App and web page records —
<<<<

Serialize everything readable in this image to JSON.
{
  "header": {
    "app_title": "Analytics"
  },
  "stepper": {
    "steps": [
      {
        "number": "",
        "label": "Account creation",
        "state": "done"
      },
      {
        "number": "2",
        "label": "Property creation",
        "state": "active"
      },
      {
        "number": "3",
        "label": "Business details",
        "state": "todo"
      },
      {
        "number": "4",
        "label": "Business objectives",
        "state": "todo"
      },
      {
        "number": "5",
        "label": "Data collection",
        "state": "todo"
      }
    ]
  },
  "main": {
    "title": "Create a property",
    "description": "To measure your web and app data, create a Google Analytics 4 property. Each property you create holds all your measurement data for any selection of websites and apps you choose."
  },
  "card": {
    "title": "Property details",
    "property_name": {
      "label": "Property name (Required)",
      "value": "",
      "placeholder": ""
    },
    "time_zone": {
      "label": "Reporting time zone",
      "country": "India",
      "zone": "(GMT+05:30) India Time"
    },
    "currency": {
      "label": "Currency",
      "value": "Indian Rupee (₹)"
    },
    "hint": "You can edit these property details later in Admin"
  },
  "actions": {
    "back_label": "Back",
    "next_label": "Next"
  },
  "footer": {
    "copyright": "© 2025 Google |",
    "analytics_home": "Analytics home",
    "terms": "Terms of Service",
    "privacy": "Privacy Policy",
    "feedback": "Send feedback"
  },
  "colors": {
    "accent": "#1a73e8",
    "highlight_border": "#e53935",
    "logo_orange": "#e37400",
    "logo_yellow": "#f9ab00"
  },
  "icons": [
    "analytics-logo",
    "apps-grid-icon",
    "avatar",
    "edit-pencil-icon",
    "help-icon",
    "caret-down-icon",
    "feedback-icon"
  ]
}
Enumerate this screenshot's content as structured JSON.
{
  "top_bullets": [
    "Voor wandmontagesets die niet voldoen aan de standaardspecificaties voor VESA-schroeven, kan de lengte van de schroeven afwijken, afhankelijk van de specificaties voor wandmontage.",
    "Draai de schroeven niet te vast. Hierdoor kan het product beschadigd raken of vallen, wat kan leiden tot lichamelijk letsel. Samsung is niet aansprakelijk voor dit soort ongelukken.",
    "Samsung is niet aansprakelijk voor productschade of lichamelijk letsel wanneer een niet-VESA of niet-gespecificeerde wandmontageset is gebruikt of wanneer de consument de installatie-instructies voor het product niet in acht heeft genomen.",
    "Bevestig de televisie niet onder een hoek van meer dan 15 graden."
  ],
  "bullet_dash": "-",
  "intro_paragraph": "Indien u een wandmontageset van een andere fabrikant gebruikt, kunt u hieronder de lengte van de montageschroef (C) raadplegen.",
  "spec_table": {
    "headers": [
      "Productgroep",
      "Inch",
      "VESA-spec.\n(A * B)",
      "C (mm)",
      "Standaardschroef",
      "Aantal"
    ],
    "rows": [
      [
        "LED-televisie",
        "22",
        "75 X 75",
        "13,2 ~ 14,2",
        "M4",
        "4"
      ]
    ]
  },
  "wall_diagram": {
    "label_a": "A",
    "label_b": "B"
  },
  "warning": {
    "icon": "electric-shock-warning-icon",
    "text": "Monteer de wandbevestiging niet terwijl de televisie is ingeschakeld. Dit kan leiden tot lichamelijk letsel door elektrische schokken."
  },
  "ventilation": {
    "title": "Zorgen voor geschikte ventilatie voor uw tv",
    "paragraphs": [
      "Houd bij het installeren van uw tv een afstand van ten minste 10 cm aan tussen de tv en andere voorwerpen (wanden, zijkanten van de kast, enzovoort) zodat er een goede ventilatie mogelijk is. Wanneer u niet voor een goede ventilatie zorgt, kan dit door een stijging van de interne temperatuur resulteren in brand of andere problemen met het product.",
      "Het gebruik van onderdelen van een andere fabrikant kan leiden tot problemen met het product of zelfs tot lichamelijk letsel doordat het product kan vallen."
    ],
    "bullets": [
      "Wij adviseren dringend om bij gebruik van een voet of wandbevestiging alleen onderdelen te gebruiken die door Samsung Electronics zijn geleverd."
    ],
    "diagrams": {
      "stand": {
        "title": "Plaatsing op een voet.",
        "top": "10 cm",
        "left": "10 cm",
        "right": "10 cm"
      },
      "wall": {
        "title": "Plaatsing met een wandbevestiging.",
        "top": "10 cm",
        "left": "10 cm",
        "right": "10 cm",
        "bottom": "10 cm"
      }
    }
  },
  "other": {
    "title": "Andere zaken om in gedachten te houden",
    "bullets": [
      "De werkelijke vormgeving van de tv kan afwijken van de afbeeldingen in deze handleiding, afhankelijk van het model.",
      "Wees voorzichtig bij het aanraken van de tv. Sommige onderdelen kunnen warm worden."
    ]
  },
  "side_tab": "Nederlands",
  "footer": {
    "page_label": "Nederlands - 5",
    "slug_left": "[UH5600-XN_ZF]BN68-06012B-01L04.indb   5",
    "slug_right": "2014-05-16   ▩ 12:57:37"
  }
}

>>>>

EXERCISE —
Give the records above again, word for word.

RESPONSE BELOW —
Serialize everything readable in this image to JSON.
{
  "header": {
    "app_title": "Analytics"
  },
  "stepper": {
    "steps": [
      {
        "number": "",
        "label": "Account creation",
        "state": "done"
      },
      {
        "number": "2",
        "label": "Property creation",
        "state": "active"
      },
      {
        "number": "3",
        "label": "Business details",
        "state": "todo"
      },
      {
        "number": "4",
        "label": "Business objectives",
        "state": "todo"
      },
      {
        "number": "5",
        "label": "Data collection",
        "state": "todo"
      }
    ]
  },
  "main": {
    "title": "Create a property",
    "description": "To measure your web and app data, create a Google Analytics 4 property. Each property you create holds all your measurement data for any selection of websites and apps you choose."
  },
  "card": {
    "title": "Property details",
    "property_name": {
      "label": "Property name (Required)",
      "value": "",
      "placeholder": ""
    },
    "time_zone": {
      "label": "Reporting time zone",
      "country": "India",
      "zone": "(GMT+05:30) India Time"
    },
    "currency": {
      "label": "Currency",
      "value": "Indian Rupee (₹)"
    },
    "hint": "You can edit these property details later in Admin"
  },
  "actions": {
    "back_label": "Back",
    "next_label": "Next"
  },
  "footer": {
    "copyright": "© 2025 Google |",
    "analytics_home": "Analytics home",
    "terms": "Terms of Service",
    "privacy": "Privacy Policy",
    "feedback": "Send feedback"
  },
  "colors": {
    "accent": "#1a73e8",
    "highlight_border": "#e53935",
    "logo_orange": "#e37400",
    "logo_yellow": "#f9ab00"
  },
  "icons": [
    "analytics-logo",
    "apps-grid-icon",
    "avatar",
    "edit-pencil-icon",
    "help-icon",
    "caret-down-icon",
    "feedback-icon"
  ]
}
Enumerate this screenshot's content as structured JSON.
{
  "top_bullets": [
    "Voor wandmontagesets die niet voldoen aan de standaardspecificaties voor VESA-schroeven, kan de lengte van de schroeven afwijken, afhankelijk van de specificaties voor wandmontage.",
    "Draai de schroeven niet te vast. Hierdoor kan het product beschadigd raken of vallen, wat kan leiden tot lichamelijk letsel. Samsung is niet aansprakelijk voor dit soort ongelukken.",
    "Samsung is niet aansprakelijk voor productschade of lichamelijk letsel wanneer een niet-VESA of niet-gespecificeerde wandmontageset is gebruikt of wanneer de consument de installatie-instructies voor het product niet in acht heeft genomen.",
    "Bevestig de televisie niet onder een hoek van meer dan 15 graden."
  ],
  "bullet_dash": "-",
  "intro_paragraph": "Indien u een wandmontageset van een andere fabrikant gebruikt, kunt u hieronder de lengte van de montageschroef (C) raadplegen.",
  "spec_table": {
    "headers": [
      "Productgroep",
      "Inch",
      "VESA-spec.\n(A * B)",
      "C (mm)",
      "Standaardschroef",
      "Aantal"
    ],
    "rows": [
      [
        "LED-televisie",
        "22",
        "75 X 75",
        "13,2 ~ 14,2",
        "M4",
        "4"
      ]
    ]
  },
  "wall_diagram": {
    "label_a": "A",
    "label_b": "B"
  },
  "warning": {
    "icon": "electric-shock-warning-icon",
    "text": "Monteer de wandbevestiging niet terwijl de televisie is ingeschakeld. Dit kan leiden tot lichamelijk letsel door elektrische schokken."
  },
  "ventilation": {
    "title": "Zorgen voor geschikte ventilatie voor uw tv",
    "paragraphs": [
      "Houd bij het installeren van uw tv een afstand van ten minste 10 cm aan tussen de tv en andere voorwerpen (wanden, zijkanten van de kast, enzovoort) zodat er een goede ventilatie mogelijk is. Wanneer u niet voor een goede ventilatie zorgt, kan dit door een stijging van de interne temperatuur resulteren in brand of andere problemen met het product.",
      "Het gebruik van onderdelen van een andere fabrikant kan leiden tot problemen met het product of zelfs tot lichamelijk letsel doordat het product kan vallen."
    ],
    "bullets": [
      "Wij adviseren dringend om bij gebruik van een voet of wandbevestiging alleen onderdelen te gebruiken die door Samsung Electronics zijn geleverd."
    ],
    "diagrams": {
      "stand": {
        "title": "Plaatsing op een voet.",
        "top": "10 cm",
        "left": "10 cm",
        "right": "10 cm"
      },
      "wall": {
        "title": "Plaatsing met een wandbevestiging.",
        "top": "10 cm",
        "left": "10 cm",
        "right": "10 cm",
        "bottom": "10 cm"
      }
    }
  },
  "other": {
    "title": "Andere zaken om in gedachten te houden",
    "bullets": [
      "De werkelijke vormgeving van de tv kan afwijken van de afbeeldingen in deze handleiding, afhankelijk van het model.",
      "Wees voorzichtig bij het aanraken van de tv. Sommige onderdelen kunnen warm worden."
    ]
  },
  "side_tab": "Nederlands",
  "footer": {
    "page_label": "Nederlands - 5",
    "slug_left": "[UH5600-XN_ZF]BN68-06012B-01L04.indb   5",
    "slug_right": "2014-05-16   ▩ 12:57:37"
  }
}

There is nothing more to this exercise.